ARM also has an A9 architecture supporting multiple cores but that will take some time to filter through into products. Unlike Intel, ARM sells designs to other companies who pack peripheral functions around its cores to create systems-on-a-chip.
Morris pointed out: "This is not a case of Intel versus ARM. It’s Intel versus Samsung, Texas Instruments, Qualcomm and Broadcomm, all of which have been making mobile products for years. They have all the radios integrated into chips, which Intel is still working on."
TI's A8-based OMAP 3430 SoC supports 720p HD playback, XGA resolution, 12 megapixel cameras, DVD quality and Imagination Technology’s PowerVR SGX graphics. The Atom graphics are on separate chip.
But the biggest difference, according to Morris, will be in standby power.
"The leakage is the killer… ARM partners know how to power things down. You can leave you smartphone in your pocket at weekends and pick it up and you still have charge."
This is important in devices that may need to be always on, to check for emails, or to be ready for instant use when taken out of the pocket, Morris said. He was speaking before the Intel Developer Forum opened this week, when Intel released details of the Atoms – including the fact that all but the slowest draw 100mw on standby.
This figure does not include the drain of the peripheral chip, which packs the Atom graphics. Morris reckoned that ARM chips would draw a twentieth of the power on standby.
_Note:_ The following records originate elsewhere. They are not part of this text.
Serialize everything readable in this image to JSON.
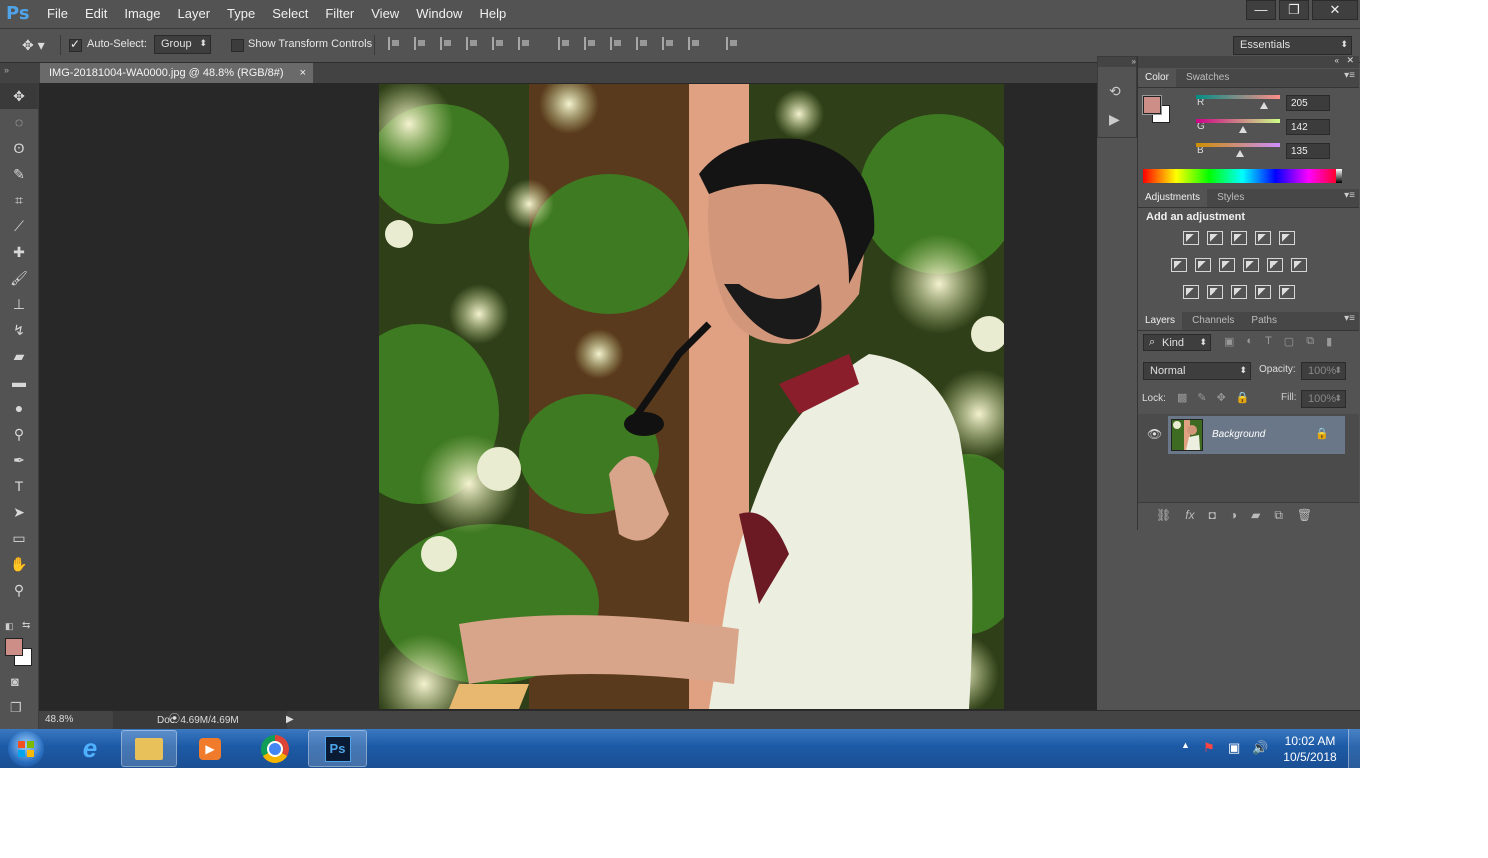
{
  "app": {
    "logo": "Ps"
  },
  "menu": [
    "File",
    "Edit",
    "Image",
    "Layer",
    "Type",
    "Select",
    "Filter",
    "View",
    "Window",
    "Help"
  ],
  "window_buttons": {
    "minimize": "—",
    "restore": "❐",
    "close": "✕"
  },
  "options": {
    "auto_select_label": "Auto-Select:",
    "auto_select_checked": true,
    "auto_select_target": "Group",
    "transform_label": "Show Transform Controls",
    "transform_checked": false,
    "workspace": "Essentials"
  },
  "document": {
    "tab_title": "IMG-20181004-WA0000.jpg @ 48.8% (RGB/8#)",
    "close": "×"
  },
  "status": {
    "zoom": "48.8%",
    "doc": "Doc: 4.69M/4.69M"
  },
  "color_panel": {
    "tabs": [
      "Color",
      "Swatches"
    ],
    "channels": [
      {
        "label": "R",
        "value": "205"
      },
      {
        "label": "G",
        "value": "142"
      },
      {
        "label": "B",
        "value": "135"
      }
    ],
    "foreground": "#cd8e87",
    "background": "#ffffff"
  },
  "adjustments_panel": {
    "tabs": [
      "Adjustments",
      "Styles"
    ],
    "heading": "Add an adjustment"
  },
  "layers_panel": {
    "tabs": [
      "Layers",
      "Channels",
      "Paths"
    ],
    "filter": "Kind",
    "blend_mode": "Normal",
    "opacity_label": "Opacity:",
    "opacity": "100%",
    "lock_label": "Lock:",
    "fill_label": "Fill:",
    "fill": "100%",
    "layers": [
      {
        "name": "Background",
        "visible": true,
        "locked": true
      }
    ]
  },
  "taskbar": {
    "time": "10:02 AM",
    "date": "10/5/2018",
    "apps": [
      "windows-start",
      "internet-explorer",
      "file-explorer",
      "media-player",
      "chrome",
      "photoshop"
    ]
  }
}
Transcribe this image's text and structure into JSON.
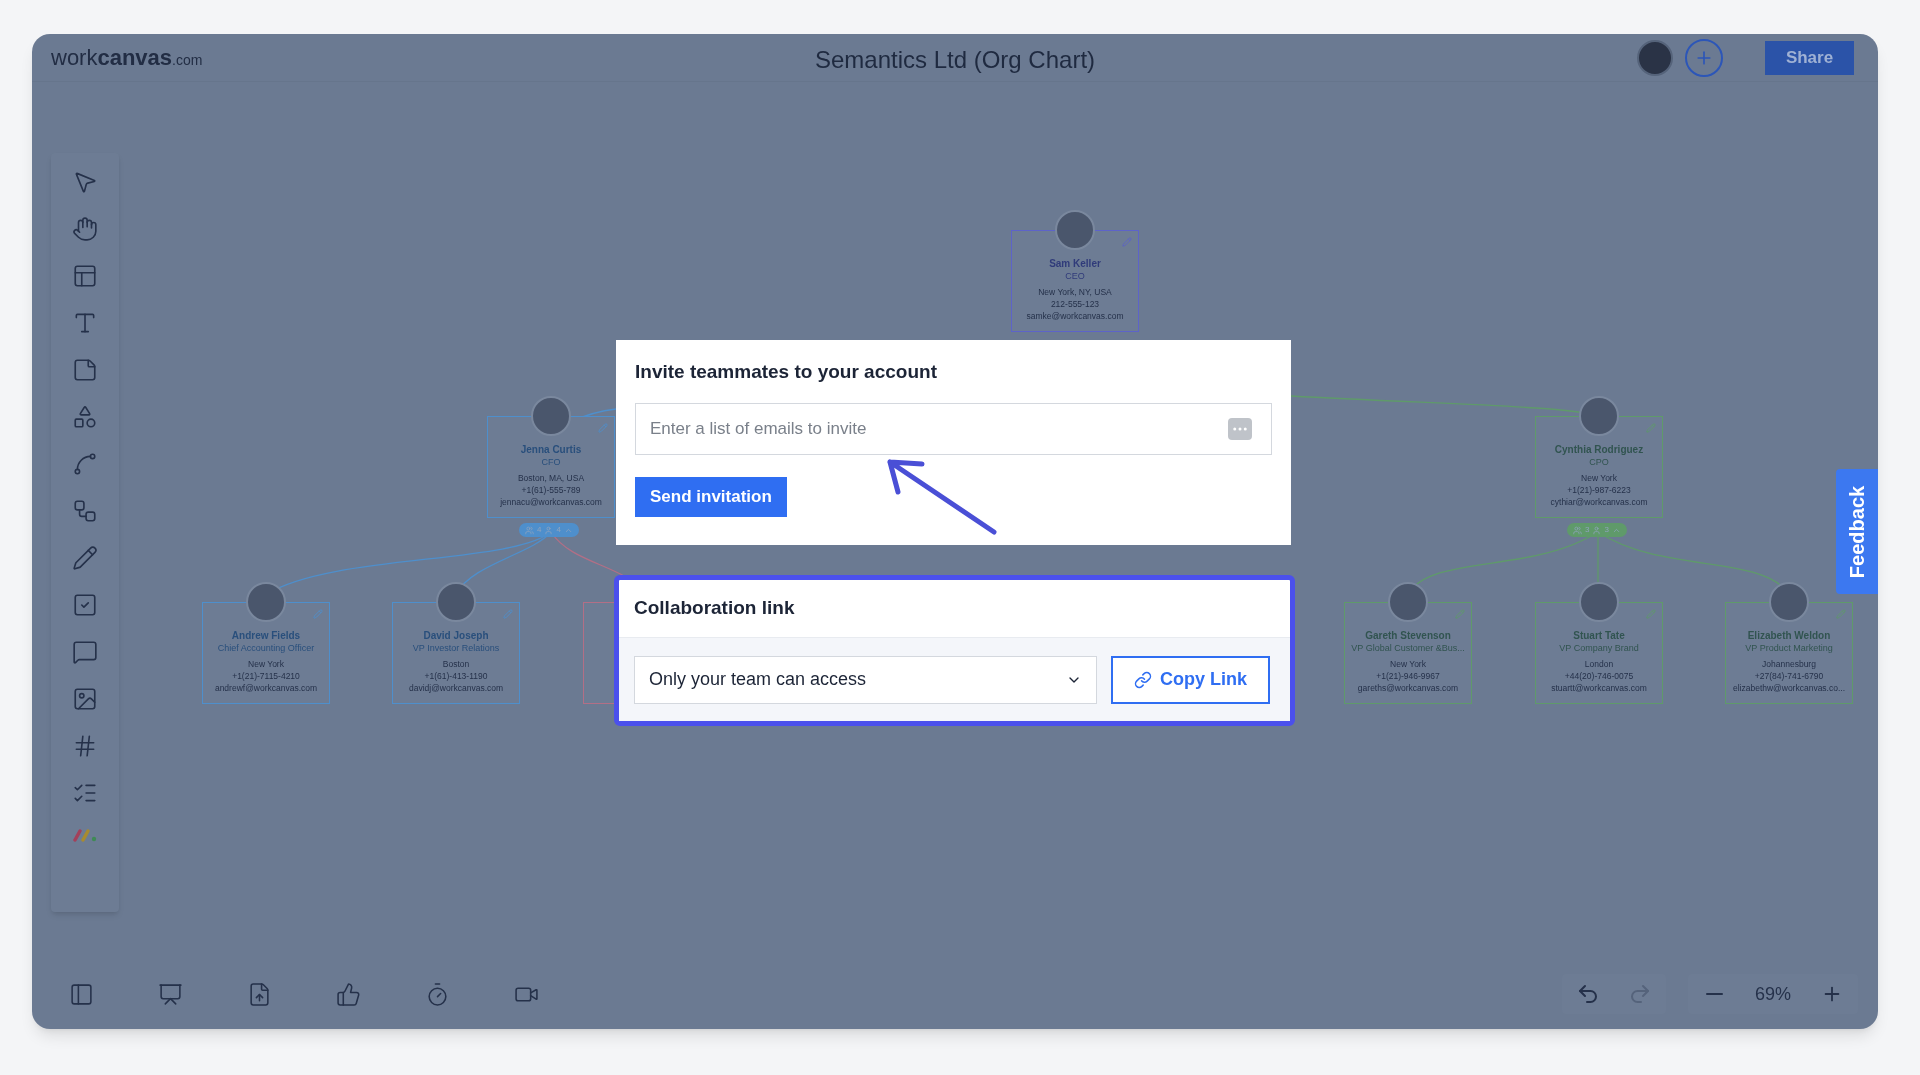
{
  "header": {
    "logo": {
      "plain": "work",
      "bold": "canvas",
      "suffix": ".com"
    },
    "title": "Semantics Ltd (Org Chart)",
    "share_button": "Share"
  },
  "org_chart": {
    "nodes": [
      {
        "name": "Sam Keller",
        "title": "CEO",
        "location": "New York, NY, USA",
        "phone": "212-555-123",
        "email": "samke@workcanvas.com",
        "color": "#5d63c9"
      },
      {
        "name": "Jenna Curtis",
        "title": "CFO",
        "location": "Boston, MA, USA",
        "phone": "+1(61)-555-789",
        "email": "jennacu@workcanvas.com",
        "color": "#4e8fcc",
        "badge": {
          "teams": "4",
          "people": "4"
        }
      },
      {
        "name": "Cynthia Rodriguez",
        "title": "CPO",
        "location": "New York",
        "phone": "+1(21)-987-6223",
        "email": "cythiar@workcanvas.com",
        "color": "#5f9a6a",
        "badge": {
          "teams": "3",
          "people": "3"
        }
      },
      {
        "name": "Andrew Fields",
        "title": "Chief Accounting Officer",
        "location": "New York",
        "phone": "+1(21)-7115-4210",
        "email": "andrewf@workcanvas.com",
        "color": "#4e8fcc"
      },
      {
        "name": "David Joseph",
        "title": "VP Investor Relations",
        "location": "Boston",
        "phone": "+1(61)-413-1190",
        "email": "davidj@workcanvas.com",
        "color": "#4e8fcc"
      },
      {
        "color": "#b26f86"
      },
      {
        "name": "Gareth Stevenson",
        "title": "VP Global Customer &Bus...",
        "location": "New York",
        "phone": "+1(21)-946-9967",
        "email": "gareths@workcanvas.com",
        "color": "#5f9a6a"
      },
      {
        "name": "Stuart Tate",
        "title": "VP Company Brand",
        "location": "London",
        "phone": "+44(20)-746-0075",
        "email": "stuartt@workcanvas.com",
        "color": "#5f9a6a"
      },
      {
        "name": "Elizabeth Weldon",
        "title": "VP Product Marketing",
        "location": "Johannesburg",
        "phone": "+27(84)-741-6790",
        "email": "elizabethw@workcanvas.co...",
        "color": "#5f9a6a"
      }
    ]
  },
  "invite_dialog": {
    "title": "Invite teammates to your account",
    "email_field": {
      "placeholder": "Enter a list of emails to invite"
    },
    "send_button": "Send invitation"
  },
  "link_dialog": {
    "title": "Collaboration link",
    "access_select": {
      "value": "Only your team can access"
    },
    "copy_button": "Copy Link"
  },
  "zoom": {
    "value": "69%"
  },
  "feedback_tab": "Feedback"
}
Morris claimed A8-based processors would also have the power to run Linux-based ultra-mobiles like the Asus Eeee PC.
He said Intel was forced to enter the market because sales of mobile connected devices are expected to soar over the next couple of years.